Top of Extracted records
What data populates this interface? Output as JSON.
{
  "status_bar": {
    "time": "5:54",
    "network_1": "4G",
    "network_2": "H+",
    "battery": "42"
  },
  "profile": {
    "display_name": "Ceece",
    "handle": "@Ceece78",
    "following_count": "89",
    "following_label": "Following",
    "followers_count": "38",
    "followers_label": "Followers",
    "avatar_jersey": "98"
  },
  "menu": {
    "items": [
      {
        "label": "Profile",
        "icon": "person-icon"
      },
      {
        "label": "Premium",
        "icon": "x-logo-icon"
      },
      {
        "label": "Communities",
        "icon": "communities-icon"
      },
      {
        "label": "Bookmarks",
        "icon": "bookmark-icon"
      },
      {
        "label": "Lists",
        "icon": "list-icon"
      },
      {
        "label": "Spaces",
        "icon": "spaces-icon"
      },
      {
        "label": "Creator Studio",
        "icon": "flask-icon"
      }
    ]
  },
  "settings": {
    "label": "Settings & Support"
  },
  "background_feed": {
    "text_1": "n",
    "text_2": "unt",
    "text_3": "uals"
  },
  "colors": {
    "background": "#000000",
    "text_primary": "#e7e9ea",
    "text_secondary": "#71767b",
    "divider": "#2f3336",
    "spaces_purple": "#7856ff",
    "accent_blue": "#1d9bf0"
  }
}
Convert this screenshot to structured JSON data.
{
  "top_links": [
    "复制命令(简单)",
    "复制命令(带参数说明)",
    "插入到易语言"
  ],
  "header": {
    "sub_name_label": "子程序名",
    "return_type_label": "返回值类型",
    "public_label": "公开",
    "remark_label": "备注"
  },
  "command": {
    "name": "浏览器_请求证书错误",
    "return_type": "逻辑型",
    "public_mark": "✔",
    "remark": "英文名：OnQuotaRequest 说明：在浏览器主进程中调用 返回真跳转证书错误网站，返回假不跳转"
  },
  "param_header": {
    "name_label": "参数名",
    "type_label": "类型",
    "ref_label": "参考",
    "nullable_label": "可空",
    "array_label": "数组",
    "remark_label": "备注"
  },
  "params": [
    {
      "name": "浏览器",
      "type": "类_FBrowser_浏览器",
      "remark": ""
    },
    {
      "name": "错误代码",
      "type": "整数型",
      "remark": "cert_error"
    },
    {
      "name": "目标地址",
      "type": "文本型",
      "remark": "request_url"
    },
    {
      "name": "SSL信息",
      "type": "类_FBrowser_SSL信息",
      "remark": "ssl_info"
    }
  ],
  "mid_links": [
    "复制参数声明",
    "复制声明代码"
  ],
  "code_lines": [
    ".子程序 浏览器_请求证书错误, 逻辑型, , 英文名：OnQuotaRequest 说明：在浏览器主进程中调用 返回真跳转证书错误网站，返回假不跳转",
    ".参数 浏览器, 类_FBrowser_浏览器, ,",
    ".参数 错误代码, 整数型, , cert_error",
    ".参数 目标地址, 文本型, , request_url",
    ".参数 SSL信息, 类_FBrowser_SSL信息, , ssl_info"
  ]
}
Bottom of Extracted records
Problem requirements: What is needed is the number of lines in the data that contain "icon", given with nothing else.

Answer section: 7